And here I thought that was all over because I’m acting now!
I’m actually preparing to do the play I did Off Broadway in New York again at Shakespeare & Co.’s Studio Festival here in Lenox, MA on Labor Day. This is where they try out plays for next year’s season (!!) and you can imagine how that’s really occupying my mind.
Problem is—I am of two minds. I had to read 700 pages of depositions to prepare for my consulting work next week while I am re-studying and memorizing my script again to be book-free for the play’s performance. And these two minds don’t sit lightly in my head.
My consulting mind is outer-directed – looking, thinking, analyzing facts as presented by an expert witness. How can I help make him clearer, more credible, more persuasive? To make his points more swiftly to a jury that doesn’t listen anymore since email and texting? To keep within the parameters of trial law and also make him not be so defensive, so obstructive, so self-aggrandizing? So I’m all involved in analyzing why he does what he does and finding ways to reach into that place and turn him in a new direction with new understanding – something I’ve done many times before, an always demanding, consuming process.
Yet my other mind – the acting one, the use-your-heart-and-soul one – is inner directed. Totally involved in my becoming another character. In my being what I want my witness to be – credible, clear, persuasive- reaching out to my audience to make them experience and identify with the woman I’m playing. To understand her, agonize with her, feel her almost be her. This work is so internal and self-focused while the other is so other- directed, so intent on understanding someone else and affecting his behavior—making him help his jury-audience not only get his message (which is quite technical and complex) but also like and respect him.

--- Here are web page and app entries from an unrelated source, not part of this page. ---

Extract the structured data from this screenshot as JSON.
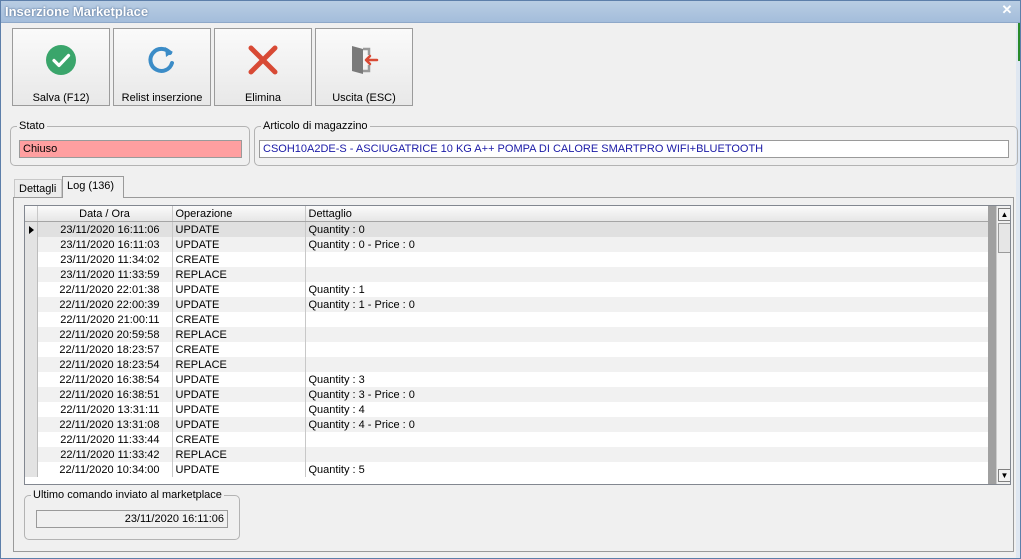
{
  "window": {
    "title": "Inserzione Marketplace",
    "close_glyph": "✕"
  },
  "toolbar": [
    {
      "label": "Salva (F12)",
      "icon": "check-circle-icon",
      "color": "#3aa56b"
    },
    {
      "label": "Relist inserzione",
      "icon": "refresh-icon",
      "color": "#3b8cc7"
    },
    {
      "label": "Elimina",
      "icon": "delete-x-icon",
      "color": "#d84a35"
    },
    {
      "label": "Uscita (ESC)",
      "icon": "exit-door-icon",
      "color": "#d84a35"
    }
  ],
  "stato": {
    "legend": "Stato",
    "value": "Chiuso",
    "bg": "#ff9fa0"
  },
  "articolo": {
    "legend": "Articolo di magazzino",
    "value": "CSOH10A2DE-S - ASCIUGATRICE 10 KG A++ POMPA DI CALORE SMARTPRO WIFI+BLUETOOTH",
    "text_color": "#1a1aa6"
  },
  "tabs": [
    {
      "label": "Dettagli",
      "active": false
    },
    {
      "label": "Log (136)",
      "active": true
    }
  ],
  "grid": {
    "columns": [
      "Data / Ora",
      "Operazione",
      "Dettaglio"
    ],
    "rows": [
      [
        "23/11/2020 16:11:06",
        "UPDATE",
        "Quantity : 0"
      ],
      [
        "23/11/2020 16:11:03",
        "UPDATE",
        "Quantity : 0 - Price : 0"
      ],
      [
        "23/11/2020 11:34:02",
        "CREATE",
        ""
      ],
      [
        "23/11/2020 11:33:59",
        "REPLACE",
        ""
      ],
      [
        "22/11/2020 22:01:38",
        "UPDATE",
        "Quantity : 1"
      ],
      [
        "22/11/2020 22:00:39",
        "UPDATE",
        "Quantity : 1 - Price : 0"
      ],
      [
        "22/11/2020 21:00:11",
        "CREATE",
        ""
      ],
      [
        "22/11/2020 20:59:58",
        "REPLACE",
        ""
      ],
      [
        "22/11/2020 18:23:57",
        "CREATE",
        ""
      ],
      [
        "22/11/2020 18:23:54",
        "REPLACE",
        ""
      ],
      [
        "22/11/2020 16:38:54",
        "UPDATE",
        "Quantity : 3"
      ],
      [
        "22/11/2020 16:38:51",
        "UPDATE",
        "Quantity : 3 - Price : 0"
      ],
      [
        "22/11/2020 13:31:11",
        "UPDATE",
        "Quantity : 4"
      ],
      [
        "22/11/2020 13:31:08",
        "UPDATE",
        "Quantity : 4 - Price : 0"
      ],
      [
        "22/11/2020 11:33:44",
        "CREATE",
        ""
      ],
      [
        "22/11/2020 11:33:42",
        "REPLACE",
        ""
      ],
      [
        "22/11/2020 10:34:00",
        "UPDATE",
        "Quantity : 5"
      ]
    ]
  },
  "ultimo": {
    "legend": "Ultimo comando inviato al marketplace",
    "value": "23/11/2020 16:11:06"
  }
}
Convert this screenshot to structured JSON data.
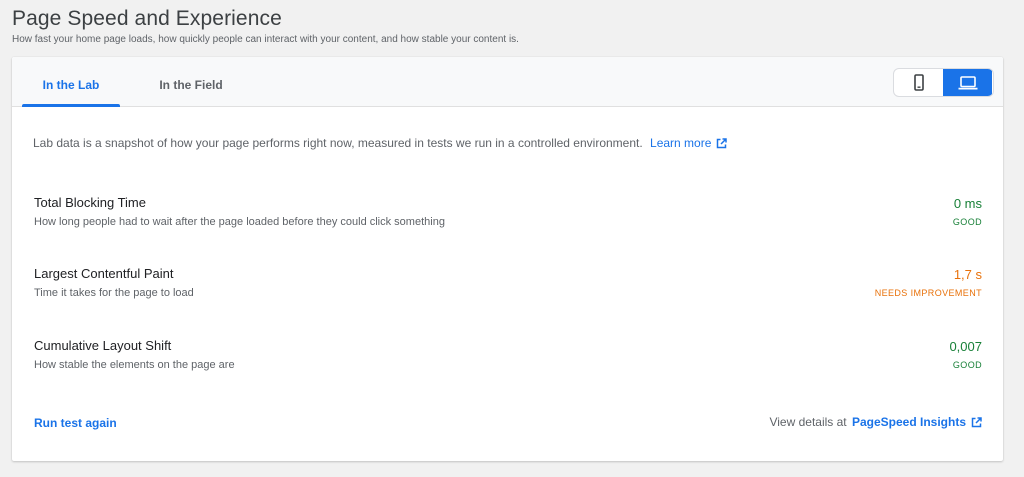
{
  "header": {
    "title": "Page Speed and Experience",
    "subtitle": "How fast your home page loads, how quickly people can interact with your content, and how stable your content is."
  },
  "tabs": [
    {
      "label": "In the Lab",
      "active": true
    },
    {
      "label": "In the Field",
      "active": false
    }
  ],
  "device_toggle": {
    "options": [
      {
        "icon": "mobile-icon",
        "active": false
      },
      {
        "icon": "desktop-icon",
        "active": true
      }
    ]
  },
  "intro": {
    "text": "Lab data is a snapshot of how your page performs right now, measured in tests we run in a controlled environment.",
    "link_label": "Learn more",
    "link_icon": "external-link-icon"
  },
  "metrics": [
    {
      "name": "Total Blocking Time",
      "description": "How long people had to wait after the page loaded before they could click something",
      "value": "0 ms",
      "status": "GOOD"
    },
    {
      "name": "Largest Contentful Paint",
      "description": "Time it takes for the page to load",
      "value": "1,7 s",
      "status": "NEEDS IMPROVEMENT"
    },
    {
      "name": "Cumulative Layout Shift",
      "description": "How stable the elements on the page are",
      "value": "0,007",
      "status": "GOOD"
    }
  ],
  "footer": {
    "run_again_label": "Run test again",
    "details_prefix": "View details at",
    "details_link_label": "PageSpeed Insights",
    "details_link_icon": "external-link-icon"
  },
  "colors": {
    "accent": "#1a73e8",
    "good": "#188038",
    "needs_improvement": "#e8710a"
  }
}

So—career transitions are not easy. The paths are diverse and crowded with demands and issues and striving and yes, concern about how well can I do the new while I sink back down into the comfort of the old one I know. But life is full of challenges and how lucky I am to be able to choose mine and to make the uphill climb a willing one, not one that was just thrust upon me. I’m so grateful and aware of that.